November 14th, it was just a usual autumn day in Wuhan--the sky was smoggy with heavy clouds; piles of fallen leaves scattered everywhere. But for Wuhan University, it was also a special day--around 30 international students gathered in the Meiyuan Playground, helping to clean up the cam-pus. This clean-up campaign, organized by the Wuhan International Students’ Union (WISU), was one of the activities held during the International Cultural Festival.
International Students cleaning on the Olympic Track Field
Not discouraged by the cloudy weather at all, these student volunteers cheerfully started their work. Divided into respective groups, they took charge of different areas on campus including the Olym-pic Track Field, the “Slope of Valentines”, the Ziqiang Avenue and, of course, the woods nearby. Some of them were sweeping and clearing up the leaves hidden in the lawn, while others were cleaning the area around the statue of Li Da, one of the great presidents of WHU. As for down and dirty work such as clearing out mud from the gutters, they also helped without any complaints. Fi-nally, through their joint efforts with the cleaning staff on campus, Meiyuan looked much prettier than before, fitting of its name (“Mei” in Chinese means beautiful).
According to Guo Li, the teacher in charge, the goal of this activity is to give international students a sense of belonging and responsibility, urging them to reconsider the value of work.

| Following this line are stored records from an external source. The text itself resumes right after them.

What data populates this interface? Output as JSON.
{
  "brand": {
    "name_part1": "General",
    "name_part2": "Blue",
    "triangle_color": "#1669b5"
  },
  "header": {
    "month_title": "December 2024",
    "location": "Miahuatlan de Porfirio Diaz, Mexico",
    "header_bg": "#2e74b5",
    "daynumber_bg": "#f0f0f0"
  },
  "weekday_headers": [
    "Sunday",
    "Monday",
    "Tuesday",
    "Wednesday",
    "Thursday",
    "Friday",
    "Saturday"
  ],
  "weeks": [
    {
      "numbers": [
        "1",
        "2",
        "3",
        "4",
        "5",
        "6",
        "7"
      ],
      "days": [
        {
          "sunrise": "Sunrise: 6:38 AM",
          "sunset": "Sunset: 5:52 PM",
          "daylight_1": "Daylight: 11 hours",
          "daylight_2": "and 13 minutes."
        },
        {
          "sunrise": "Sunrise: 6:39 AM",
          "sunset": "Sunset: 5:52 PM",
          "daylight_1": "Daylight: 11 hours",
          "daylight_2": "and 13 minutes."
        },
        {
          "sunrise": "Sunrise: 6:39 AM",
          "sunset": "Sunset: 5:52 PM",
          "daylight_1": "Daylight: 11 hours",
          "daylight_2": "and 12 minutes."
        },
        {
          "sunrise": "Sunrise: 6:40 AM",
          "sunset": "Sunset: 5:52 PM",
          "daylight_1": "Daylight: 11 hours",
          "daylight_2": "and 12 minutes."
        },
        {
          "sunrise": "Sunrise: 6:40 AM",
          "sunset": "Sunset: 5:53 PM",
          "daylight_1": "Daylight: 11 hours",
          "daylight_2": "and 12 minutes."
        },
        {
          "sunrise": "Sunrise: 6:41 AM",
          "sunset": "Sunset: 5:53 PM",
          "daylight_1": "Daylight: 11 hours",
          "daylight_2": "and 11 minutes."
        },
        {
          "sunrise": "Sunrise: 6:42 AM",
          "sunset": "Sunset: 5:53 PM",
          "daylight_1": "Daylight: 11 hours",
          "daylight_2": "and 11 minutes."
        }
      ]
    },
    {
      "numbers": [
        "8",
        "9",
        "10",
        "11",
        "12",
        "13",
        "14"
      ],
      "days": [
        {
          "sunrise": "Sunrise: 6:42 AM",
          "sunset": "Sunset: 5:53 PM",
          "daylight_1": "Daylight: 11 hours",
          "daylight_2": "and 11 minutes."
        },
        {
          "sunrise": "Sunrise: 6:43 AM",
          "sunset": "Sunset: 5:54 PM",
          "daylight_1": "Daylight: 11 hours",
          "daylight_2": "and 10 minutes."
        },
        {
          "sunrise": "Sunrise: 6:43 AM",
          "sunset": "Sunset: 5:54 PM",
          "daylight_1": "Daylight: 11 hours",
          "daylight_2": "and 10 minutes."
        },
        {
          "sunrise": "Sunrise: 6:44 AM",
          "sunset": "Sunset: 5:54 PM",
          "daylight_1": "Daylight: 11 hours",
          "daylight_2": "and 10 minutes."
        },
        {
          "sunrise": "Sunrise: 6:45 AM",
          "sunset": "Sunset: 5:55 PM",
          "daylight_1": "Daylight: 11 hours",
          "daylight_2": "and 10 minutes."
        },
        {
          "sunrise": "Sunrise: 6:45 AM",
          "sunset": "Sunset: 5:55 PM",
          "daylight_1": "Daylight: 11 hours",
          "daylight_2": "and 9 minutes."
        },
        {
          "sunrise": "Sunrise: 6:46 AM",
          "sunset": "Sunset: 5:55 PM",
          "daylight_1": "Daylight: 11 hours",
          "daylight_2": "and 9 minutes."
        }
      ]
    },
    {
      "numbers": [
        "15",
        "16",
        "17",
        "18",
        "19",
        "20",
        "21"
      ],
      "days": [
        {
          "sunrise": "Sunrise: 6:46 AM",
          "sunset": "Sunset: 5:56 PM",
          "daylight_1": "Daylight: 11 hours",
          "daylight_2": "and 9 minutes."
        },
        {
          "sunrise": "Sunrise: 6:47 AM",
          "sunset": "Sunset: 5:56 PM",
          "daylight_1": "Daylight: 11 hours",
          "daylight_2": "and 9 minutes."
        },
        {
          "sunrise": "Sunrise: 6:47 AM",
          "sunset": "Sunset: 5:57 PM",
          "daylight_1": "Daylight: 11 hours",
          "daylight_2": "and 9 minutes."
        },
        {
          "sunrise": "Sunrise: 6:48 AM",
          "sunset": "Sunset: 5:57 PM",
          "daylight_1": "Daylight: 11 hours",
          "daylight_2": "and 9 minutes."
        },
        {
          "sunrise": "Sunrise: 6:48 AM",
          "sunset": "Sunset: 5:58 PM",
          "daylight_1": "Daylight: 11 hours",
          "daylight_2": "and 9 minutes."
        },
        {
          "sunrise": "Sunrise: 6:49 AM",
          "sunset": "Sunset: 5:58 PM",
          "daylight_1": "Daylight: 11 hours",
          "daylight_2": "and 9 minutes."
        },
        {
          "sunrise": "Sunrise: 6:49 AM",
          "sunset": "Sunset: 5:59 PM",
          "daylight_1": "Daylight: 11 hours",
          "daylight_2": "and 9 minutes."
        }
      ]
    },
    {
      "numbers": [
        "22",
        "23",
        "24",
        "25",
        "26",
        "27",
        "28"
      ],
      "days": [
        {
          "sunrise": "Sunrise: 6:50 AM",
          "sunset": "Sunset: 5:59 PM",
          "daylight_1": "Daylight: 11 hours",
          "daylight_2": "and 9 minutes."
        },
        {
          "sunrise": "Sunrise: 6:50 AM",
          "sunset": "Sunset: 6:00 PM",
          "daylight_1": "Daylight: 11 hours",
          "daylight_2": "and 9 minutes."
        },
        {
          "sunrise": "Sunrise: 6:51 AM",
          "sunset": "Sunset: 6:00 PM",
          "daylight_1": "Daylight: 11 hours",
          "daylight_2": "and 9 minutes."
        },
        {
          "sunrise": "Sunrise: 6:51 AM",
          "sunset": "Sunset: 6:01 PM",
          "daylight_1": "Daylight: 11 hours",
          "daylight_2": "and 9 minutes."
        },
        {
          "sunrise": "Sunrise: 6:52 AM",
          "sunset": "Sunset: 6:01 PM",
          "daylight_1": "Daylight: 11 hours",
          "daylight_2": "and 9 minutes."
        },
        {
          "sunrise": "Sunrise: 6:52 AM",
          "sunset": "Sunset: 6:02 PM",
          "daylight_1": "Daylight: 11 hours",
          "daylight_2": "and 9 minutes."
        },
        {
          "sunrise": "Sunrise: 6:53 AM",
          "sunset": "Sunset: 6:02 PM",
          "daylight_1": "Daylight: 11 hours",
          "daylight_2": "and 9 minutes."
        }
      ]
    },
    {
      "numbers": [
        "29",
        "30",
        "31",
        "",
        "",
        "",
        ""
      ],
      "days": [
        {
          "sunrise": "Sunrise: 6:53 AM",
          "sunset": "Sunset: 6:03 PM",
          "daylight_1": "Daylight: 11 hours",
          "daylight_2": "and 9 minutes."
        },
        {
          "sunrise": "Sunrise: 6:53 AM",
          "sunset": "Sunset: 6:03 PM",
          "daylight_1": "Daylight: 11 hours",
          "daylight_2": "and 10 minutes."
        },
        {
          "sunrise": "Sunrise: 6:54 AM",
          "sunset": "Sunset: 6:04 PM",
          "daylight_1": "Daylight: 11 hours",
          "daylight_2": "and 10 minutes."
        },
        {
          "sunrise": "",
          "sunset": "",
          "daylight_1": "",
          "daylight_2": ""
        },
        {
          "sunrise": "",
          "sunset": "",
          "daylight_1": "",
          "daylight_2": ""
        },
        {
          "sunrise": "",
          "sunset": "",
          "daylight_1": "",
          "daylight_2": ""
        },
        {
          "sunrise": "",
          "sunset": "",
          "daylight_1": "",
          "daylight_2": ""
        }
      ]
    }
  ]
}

Freddie, the executive president of WISU, told the journalist that this volunteer campaign could show the public that the international students are repaying the school in their own way. Apart from the cleaning campaign, participating in more community work events such as the blood drive is also under con-sideration. All in all, Freddie hoped to better illustrate the influence WISU can bring about on stu-dents’ campus lives.
Indeed, as a unique group of WHUers, the international students are increasingly making their own contributions to the university. The 30 participants who mainly come from India, Vietnam and Uganda are just representatives of the 3000 international students on campus. Maruf, a student from Afghanistan, said that he really enjoyed the process of helping others by cleaning up the campus. He also expressed his appreciation to the regular cleaning staff on campus, for they have always been doing their job perfectly. Rugare, from Zimbabwe, also had his own understanding. “Few students are familiar with us overseas students. We are a bunch of people with enthusiasm and solicitude for others. If condition permits, we would like to do something more for our university.”
WISU has always been dedicated to assisting international students to better adapt to and fulfill their college life in Wuhan. It has hosted many meaningful events thus far, including freshman ori-entations, sports games and debate competitions in Chinese. As for the future plan, it is planning to host bigger events, becoming more active in the university. There are also several upcoming on-campus events that they are organizing or co-organizing during the WHU International Cultural Month. At that time, students coming from over 85 countries will set up stalls or give performances on stage to showcase their own culture. In additional, there is also an International Camp lasting for 7 days. Next month, WISU will hold a Language and Culture Exchange Program for students who speak different languages to communicate with each other.
The clean-up campaign is a good beginning, with its meaning extending far beyond the activity it-self. The kindness and helpfulness of the international students have delivered a positive message not only among themselves, but also toward every member of the WHU family.
The group photo of the participants
(Edited by Fang Siyuan, Wu Siying, Edmund Wai Man Lai & Hu Sijia)